* Data provided *
━━━━━━━━━━━━━━━━━━━━

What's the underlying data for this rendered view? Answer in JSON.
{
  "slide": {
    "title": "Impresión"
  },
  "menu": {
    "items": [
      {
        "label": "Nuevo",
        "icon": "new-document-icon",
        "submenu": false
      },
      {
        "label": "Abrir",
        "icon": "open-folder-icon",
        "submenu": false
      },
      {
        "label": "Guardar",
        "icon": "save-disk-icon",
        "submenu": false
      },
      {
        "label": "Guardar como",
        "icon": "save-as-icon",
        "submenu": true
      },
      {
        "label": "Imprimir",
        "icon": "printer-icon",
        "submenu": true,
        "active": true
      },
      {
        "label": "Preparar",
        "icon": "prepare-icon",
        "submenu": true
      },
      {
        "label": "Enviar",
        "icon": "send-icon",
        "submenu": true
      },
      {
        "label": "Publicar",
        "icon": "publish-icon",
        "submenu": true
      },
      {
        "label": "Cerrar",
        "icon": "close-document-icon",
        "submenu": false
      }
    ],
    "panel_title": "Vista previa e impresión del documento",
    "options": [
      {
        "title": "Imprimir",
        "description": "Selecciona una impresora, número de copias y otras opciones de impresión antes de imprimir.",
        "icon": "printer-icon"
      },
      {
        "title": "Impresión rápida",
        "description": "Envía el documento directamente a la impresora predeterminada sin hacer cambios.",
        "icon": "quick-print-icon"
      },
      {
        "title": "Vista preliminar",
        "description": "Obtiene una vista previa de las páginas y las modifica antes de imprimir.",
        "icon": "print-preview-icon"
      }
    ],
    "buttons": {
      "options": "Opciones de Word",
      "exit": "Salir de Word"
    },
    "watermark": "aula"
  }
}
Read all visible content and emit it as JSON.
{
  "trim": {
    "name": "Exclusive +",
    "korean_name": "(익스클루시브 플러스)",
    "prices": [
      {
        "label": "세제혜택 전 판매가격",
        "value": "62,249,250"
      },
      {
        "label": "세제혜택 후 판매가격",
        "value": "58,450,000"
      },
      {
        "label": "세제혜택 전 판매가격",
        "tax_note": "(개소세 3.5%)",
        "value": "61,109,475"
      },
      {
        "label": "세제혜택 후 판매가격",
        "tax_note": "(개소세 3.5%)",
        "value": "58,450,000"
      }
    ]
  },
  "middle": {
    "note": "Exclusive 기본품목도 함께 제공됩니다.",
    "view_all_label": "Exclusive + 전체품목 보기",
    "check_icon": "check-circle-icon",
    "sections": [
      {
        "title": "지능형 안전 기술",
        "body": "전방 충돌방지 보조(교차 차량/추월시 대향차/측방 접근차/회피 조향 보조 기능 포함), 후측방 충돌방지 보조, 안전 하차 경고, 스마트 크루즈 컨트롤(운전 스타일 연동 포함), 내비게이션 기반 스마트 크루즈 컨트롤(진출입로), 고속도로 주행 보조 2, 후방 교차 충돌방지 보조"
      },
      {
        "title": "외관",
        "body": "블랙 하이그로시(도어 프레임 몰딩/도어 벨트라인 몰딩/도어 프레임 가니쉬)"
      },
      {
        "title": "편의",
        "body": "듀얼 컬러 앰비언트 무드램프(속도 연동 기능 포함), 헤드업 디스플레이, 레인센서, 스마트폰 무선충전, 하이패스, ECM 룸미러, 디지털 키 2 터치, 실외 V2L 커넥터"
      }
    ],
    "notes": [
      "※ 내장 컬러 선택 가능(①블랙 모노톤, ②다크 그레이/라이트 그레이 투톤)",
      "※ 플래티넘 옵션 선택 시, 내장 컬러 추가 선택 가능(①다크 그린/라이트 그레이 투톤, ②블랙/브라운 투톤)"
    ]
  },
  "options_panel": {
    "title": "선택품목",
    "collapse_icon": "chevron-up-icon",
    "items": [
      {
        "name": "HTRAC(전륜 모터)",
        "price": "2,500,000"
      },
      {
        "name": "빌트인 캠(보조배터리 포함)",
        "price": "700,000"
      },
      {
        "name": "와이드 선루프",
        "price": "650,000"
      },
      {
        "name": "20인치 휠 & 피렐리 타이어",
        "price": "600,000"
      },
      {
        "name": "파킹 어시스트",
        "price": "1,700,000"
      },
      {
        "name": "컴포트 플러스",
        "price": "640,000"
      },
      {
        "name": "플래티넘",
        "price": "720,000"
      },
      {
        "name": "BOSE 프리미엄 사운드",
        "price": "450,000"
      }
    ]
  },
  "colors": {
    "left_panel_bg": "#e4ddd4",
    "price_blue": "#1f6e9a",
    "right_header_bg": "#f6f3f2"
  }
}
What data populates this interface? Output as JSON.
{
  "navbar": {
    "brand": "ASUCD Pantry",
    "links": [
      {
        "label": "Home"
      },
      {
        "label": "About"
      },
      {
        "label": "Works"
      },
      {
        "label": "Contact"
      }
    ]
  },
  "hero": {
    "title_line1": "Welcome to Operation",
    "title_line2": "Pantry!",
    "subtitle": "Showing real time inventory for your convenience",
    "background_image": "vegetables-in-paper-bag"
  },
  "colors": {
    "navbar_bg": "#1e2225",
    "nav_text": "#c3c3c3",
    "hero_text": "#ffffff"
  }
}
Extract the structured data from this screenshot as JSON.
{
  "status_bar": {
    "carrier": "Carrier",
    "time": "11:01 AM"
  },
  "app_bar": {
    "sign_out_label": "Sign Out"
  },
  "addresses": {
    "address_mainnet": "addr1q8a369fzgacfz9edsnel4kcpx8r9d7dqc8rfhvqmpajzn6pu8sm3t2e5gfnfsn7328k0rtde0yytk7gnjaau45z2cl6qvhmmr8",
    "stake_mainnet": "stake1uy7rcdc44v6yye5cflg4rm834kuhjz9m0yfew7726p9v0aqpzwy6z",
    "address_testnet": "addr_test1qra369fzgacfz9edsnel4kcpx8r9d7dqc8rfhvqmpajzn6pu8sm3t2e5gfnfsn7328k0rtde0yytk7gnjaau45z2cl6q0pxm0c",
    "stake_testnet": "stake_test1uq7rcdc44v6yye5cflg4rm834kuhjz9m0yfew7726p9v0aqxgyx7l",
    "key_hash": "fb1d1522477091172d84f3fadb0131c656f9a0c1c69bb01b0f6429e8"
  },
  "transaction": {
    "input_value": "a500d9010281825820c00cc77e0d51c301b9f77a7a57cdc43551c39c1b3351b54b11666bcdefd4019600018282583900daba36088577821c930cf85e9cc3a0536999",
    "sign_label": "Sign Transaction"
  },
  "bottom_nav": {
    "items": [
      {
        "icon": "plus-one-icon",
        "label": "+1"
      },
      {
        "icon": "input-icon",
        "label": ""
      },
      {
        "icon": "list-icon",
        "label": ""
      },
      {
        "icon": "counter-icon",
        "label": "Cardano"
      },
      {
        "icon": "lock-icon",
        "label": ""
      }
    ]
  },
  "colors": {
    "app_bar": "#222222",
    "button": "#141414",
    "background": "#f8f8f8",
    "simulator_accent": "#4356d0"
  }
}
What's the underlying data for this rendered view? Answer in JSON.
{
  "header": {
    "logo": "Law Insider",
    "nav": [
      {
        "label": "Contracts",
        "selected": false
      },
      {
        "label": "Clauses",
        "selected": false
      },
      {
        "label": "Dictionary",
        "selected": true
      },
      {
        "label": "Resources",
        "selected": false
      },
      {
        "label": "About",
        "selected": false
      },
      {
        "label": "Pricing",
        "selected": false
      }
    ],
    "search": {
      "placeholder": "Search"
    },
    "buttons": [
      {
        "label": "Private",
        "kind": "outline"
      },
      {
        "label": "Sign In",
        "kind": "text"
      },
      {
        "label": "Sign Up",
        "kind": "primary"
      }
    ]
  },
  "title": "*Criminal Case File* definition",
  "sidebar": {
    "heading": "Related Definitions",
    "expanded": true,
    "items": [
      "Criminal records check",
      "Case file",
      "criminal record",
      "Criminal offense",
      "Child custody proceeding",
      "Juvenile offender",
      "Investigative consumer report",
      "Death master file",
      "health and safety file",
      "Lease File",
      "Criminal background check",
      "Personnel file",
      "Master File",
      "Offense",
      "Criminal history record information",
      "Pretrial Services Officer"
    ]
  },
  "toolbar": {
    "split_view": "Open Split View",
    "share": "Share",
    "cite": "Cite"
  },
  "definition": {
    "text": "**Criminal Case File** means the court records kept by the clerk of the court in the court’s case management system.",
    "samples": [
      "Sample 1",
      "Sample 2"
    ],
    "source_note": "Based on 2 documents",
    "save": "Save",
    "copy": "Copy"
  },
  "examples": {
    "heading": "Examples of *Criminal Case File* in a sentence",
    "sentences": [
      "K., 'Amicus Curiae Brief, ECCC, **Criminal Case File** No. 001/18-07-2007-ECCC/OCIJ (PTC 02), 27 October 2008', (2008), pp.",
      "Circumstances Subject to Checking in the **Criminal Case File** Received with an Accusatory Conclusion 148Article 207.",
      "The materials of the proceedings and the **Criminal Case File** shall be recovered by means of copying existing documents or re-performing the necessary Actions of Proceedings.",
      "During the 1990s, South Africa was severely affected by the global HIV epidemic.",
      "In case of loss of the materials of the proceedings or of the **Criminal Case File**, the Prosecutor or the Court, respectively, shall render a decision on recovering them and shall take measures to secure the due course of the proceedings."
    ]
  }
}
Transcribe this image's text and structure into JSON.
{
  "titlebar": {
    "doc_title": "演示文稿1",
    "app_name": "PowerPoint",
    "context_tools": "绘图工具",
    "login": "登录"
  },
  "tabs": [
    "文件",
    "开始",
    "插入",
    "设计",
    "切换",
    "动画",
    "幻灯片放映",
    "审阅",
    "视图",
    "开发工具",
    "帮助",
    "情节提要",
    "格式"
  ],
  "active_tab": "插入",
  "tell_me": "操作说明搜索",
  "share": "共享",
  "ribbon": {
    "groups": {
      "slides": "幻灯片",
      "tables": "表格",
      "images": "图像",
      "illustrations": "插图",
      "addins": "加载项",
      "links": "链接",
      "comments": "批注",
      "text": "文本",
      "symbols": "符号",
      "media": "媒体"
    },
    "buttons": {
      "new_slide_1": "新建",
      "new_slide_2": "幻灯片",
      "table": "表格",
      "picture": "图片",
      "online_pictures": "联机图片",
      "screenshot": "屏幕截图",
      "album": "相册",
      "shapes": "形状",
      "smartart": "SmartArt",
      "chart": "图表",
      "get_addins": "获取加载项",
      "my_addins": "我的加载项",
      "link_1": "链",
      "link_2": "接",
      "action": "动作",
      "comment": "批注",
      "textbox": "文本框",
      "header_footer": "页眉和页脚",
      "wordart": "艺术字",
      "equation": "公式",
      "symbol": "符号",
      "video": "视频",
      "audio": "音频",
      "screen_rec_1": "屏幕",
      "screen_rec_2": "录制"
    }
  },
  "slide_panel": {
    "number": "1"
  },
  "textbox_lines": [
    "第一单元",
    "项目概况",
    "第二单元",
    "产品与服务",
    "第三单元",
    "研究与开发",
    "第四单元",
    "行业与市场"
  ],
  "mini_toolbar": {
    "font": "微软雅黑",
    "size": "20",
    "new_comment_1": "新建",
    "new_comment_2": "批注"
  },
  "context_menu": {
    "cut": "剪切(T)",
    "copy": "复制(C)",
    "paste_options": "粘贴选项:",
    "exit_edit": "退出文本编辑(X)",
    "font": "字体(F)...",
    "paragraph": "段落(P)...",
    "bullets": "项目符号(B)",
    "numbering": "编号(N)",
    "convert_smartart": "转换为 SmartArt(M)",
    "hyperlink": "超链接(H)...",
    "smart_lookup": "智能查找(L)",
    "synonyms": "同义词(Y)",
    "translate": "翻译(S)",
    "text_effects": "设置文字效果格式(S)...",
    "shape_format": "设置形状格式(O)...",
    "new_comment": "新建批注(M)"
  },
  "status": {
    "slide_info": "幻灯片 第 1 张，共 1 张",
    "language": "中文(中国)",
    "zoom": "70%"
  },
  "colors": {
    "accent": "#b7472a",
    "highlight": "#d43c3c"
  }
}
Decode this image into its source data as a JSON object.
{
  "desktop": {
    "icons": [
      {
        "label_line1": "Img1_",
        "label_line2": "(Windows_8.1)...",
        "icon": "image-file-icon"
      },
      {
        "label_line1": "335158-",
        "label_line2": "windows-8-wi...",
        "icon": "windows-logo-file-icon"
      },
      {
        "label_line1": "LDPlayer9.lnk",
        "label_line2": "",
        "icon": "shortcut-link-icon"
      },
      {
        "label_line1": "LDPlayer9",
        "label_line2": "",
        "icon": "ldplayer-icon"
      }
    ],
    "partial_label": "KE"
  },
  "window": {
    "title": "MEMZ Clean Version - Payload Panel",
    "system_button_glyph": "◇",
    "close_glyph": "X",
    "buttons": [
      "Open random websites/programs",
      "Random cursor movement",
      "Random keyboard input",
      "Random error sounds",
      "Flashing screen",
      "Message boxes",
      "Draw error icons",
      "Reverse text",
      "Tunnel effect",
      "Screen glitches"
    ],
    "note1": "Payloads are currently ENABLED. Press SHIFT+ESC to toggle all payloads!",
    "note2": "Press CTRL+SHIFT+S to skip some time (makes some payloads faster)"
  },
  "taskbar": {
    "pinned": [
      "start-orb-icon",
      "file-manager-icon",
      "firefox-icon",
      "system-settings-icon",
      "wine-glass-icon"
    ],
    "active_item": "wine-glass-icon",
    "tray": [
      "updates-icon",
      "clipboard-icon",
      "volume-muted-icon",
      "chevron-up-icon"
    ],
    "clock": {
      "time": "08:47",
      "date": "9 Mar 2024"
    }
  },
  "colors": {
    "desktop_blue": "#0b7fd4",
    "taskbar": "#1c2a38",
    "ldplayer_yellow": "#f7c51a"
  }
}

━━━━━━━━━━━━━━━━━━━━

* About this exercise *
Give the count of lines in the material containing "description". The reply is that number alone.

* Your response *
3